          And then, with tears screaming down his eyes, he began to unwrap a pair of kosher tefillin and put them on his head and on his arm. With a smile on his face and rears running down his checks. 85-year-old Reb Michel Prager fulfilled the mitzvah of tefillin for the very first time. (Touched by a Story, p. 205, Reb Yechiel Spiro.) 
          In this week's portion Balak, we read about the attempts of the evil Bilaam to curse the Jewish people.  When Bilaam opens his mouth intending to curse the Jewish people, Hashem causes Bilaam instead to utter praises of the Jewish people.  In Bilaam's first "blessing" he says about the nation of Yisroel, "Behold!  It is a nation that will dwell in solitude and not be reckoned among the nations."  (Bamidbar 23,9)  When the verse states that the Jewish nation will "not be reckoned among the nations," it means that we are different and special.  We Jews have different priorities in life than the nations.  We get excited about mitzvahs such as tefillin while the nations are busy rioting when their sports team wins. 
          Tefillin are referred to as a sign, a sign of being a Jew.  Every male must put Tefillin on daily except Shabbos and Yom Tov.  If Let us all be inspired to dedicate and rededicate our lives to doing that was distinguishes us from the nations, namely the performance of mitzvahs such a Tefillin.  Good Shabbos Everyone.
M. Wolfberg is sponsored by: L'illui Nishmas Aryeh Leib ben Avrohom and Malka bas Tzvi Refuah Shleima to Reb Mordechai Mendel ben Tziporah Yitta  Refuah Shleima to Leah bas Tziporah

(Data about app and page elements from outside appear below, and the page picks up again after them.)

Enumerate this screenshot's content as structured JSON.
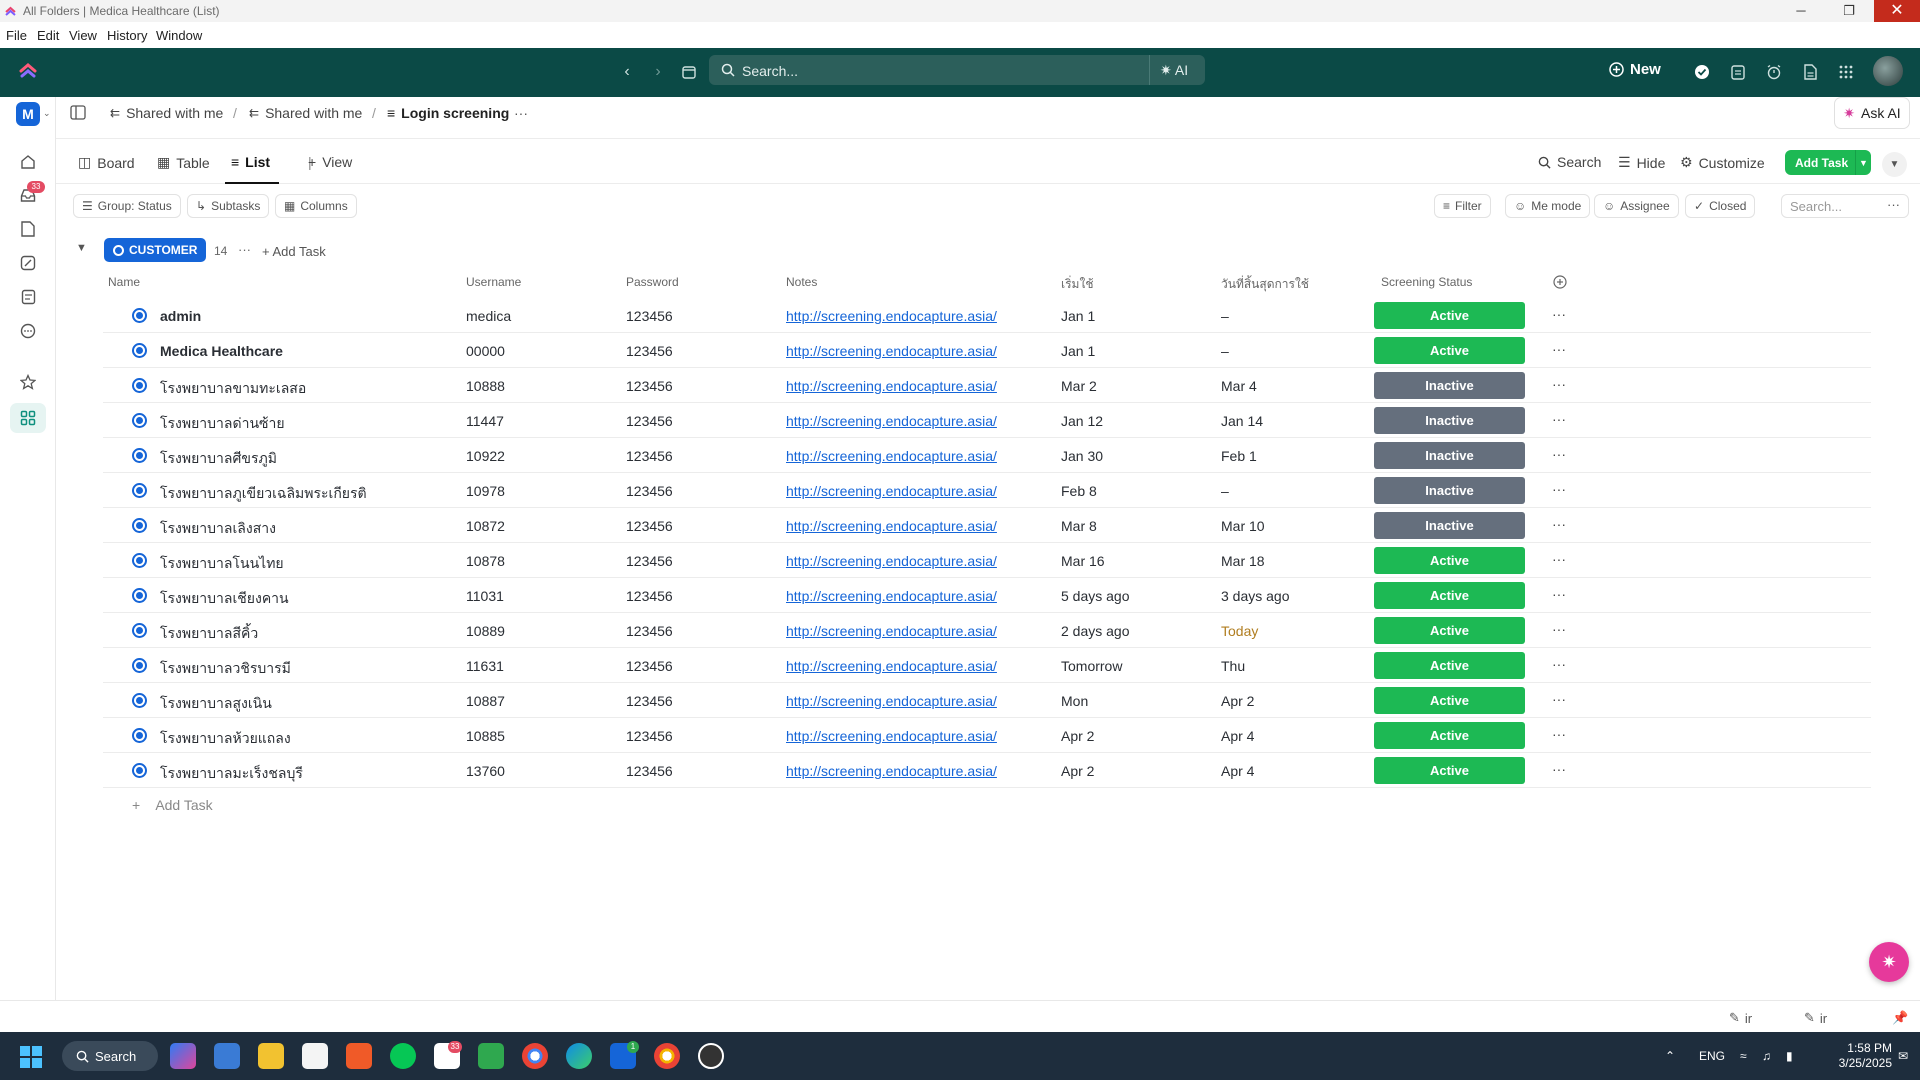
{
  "window": {
    "title": "All Folders | Medica Healthcare (List)",
    "minimize": "─",
    "restore": "❐",
    "close": "✕"
  },
  "menubar": [
    "File",
    "Edit",
    "View",
    "History",
    "Window"
  ],
  "topbar": {
    "search_placeholder": "Search...",
    "ai_label": "AI",
    "new_label": "New"
  },
  "rail": {
    "workspace_initial": "M",
    "inbox_badge": "33"
  },
  "breadcrumb": {
    "items": [
      "Shared with me",
      "Shared with me",
      "Login screening"
    ],
    "separator": "/",
    "more": "···",
    "ask_ai": "Ask AI"
  },
  "views": {
    "tabs": [
      "Board",
      "Table",
      "List"
    ],
    "active": "List",
    "add_view": "View",
    "actions": [
      "Search",
      "Hide",
      "Customize"
    ],
    "add_task": "Add Task"
  },
  "filters": {
    "left": [
      "Group: Status",
      "Subtasks",
      "Columns"
    ],
    "right": [
      "Filter",
      "Me mode",
      "Assignee",
      "Closed"
    ],
    "search_placeholder": "Search..."
  },
  "group": {
    "label": "CUSTOMER",
    "count": "14",
    "add_task": "Add Task"
  },
  "columns": [
    "Name",
    "Username",
    "Password",
    "Notes",
    "เริ่มใช้",
    "วันที่สิ้นสุดการใช้",
    "Screening Status"
  ],
  "rows": [
    {
      "name": "admin",
      "username": "medica",
      "password": "123456",
      "notes": "http://screening.endocapture.asia/",
      "start": "Jan 1",
      "end": "–",
      "status": "Active"
    },
    {
      "name": "Medica Healthcare",
      "username": "00000",
      "password": "123456",
      "notes": "http://screening.endocapture.asia/",
      "start": "Jan 1",
      "end": "–",
      "status": "Active"
    },
    {
      "name": "โรงพยาบาลขามทะเลสอ",
      "username": "10888",
      "password": "123456",
      "notes": "http://screening.endocapture.asia/",
      "start": "Mar 2",
      "end": "Mar 4",
      "status": "Inactive"
    },
    {
      "name": "โรงพยาบาลด่านซ้าย",
      "username": "11447",
      "password": "123456",
      "notes": "http://screening.endocapture.asia/",
      "start": "Jan 12",
      "end": "Jan 14",
      "status": "Inactive"
    },
    {
      "name": "โรงพยาบาลศีขรภูมิ",
      "username": "10922",
      "password": "123456",
      "notes": "http://screening.endocapture.asia/",
      "start": "Jan 30",
      "end": "Feb 1",
      "status": "Inactive"
    },
    {
      "name": "โรงพยาบาลภูเขียวเฉลิมพระเกียรติ",
      "username": "10978",
      "password": "123456",
      "notes": "http://screening.endocapture.asia/",
      "start": "Feb 8",
      "end": "–",
      "status": "Inactive"
    },
    {
      "name": "โรงพยาบาลเลิงสาง",
      "username": "10872",
      "password": "123456",
      "notes": "http://screening.endocapture.asia/",
      "start": "Mar 8",
      "end": "Mar 10",
      "status": "Inactive"
    },
    {
      "name": "โรงพยาบาลโนนไทย",
      "username": "10878",
      "password": "123456",
      "notes": "http://screening.endocapture.asia/",
      "start": "Mar 16",
      "end": "Mar 18",
      "status": "Active"
    },
    {
      "name": "โรงพยาบาลเชียงคาน",
      "username": "11031",
      "password": "123456",
      "notes": "http://screening.endocapture.asia/",
      "start": "5 days ago",
      "end": "3 days ago",
      "status": "Active"
    },
    {
      "name": "โรงพยาบาลสีคิ้ว",
      "username": "10889",
      "password": "123456",
      "notes": "http://screening.endocapture.asia/",
      "start": "2 days ago",
      "end": "Today",
      "status": "Active"
    },
    {
      "name": "โรงพยาบาลวชิรบารมี",
      "username": "11631",
      "password": "123456",
      "notes": "http://screening.endocapture.asia/",
      "start": "Tomorrow",
      "end": "Thu",
      "status": "Active"
    },
    {
      "name": "โรงพยาบาลสูงเนิน",
      "username": "10887",
      "password": "123456",
      "notes": "http://screening.endocapture.asia/",
      "start": "Mon",
      "end": "Apr 2",
      "status": "Active"
    },
    {
      "name": "โรงพยาบาลห้วยแถลง",
      "username": "10885",
      "password": "123456",
      "notes": "http://screening.endocapture.asia/",
      "start": "Apr 2",
      "end": "Apr 4",
      "status": "Active"
    },
    {
      "name": "โรงพยาบาลมะเร็งชลบุรี",
      "username": "13760",
      "password": "123456",
      "notes": "http://screening.endocapture.asia/",
      "start": "Apr 2",
      "end": "Apr 4",
      "status": "Active"
    }
  ],
  "add_task_row": "Add Task",
  "status_colors": {
    "Active": "#1db954",
    "Inactive": "#656f7d"
  },
  "today_color": "#b07d1f",
  "bottombar": {
    "left_doc": "ir",
    "right_doc": "ir"
  },
  "taskbar": {
    "search_label": "Search",
    "lang": "ENG",
    "time": "1:58 PM",
    "date": "3/25/2025",
    "app_badge": "33",
    "line_badge": "1"
  },
  "accent": "#0b4a46"
}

A healthy and peaceful Shabbos to all and pray for the people near the Gaza area,
Rachamim Pauli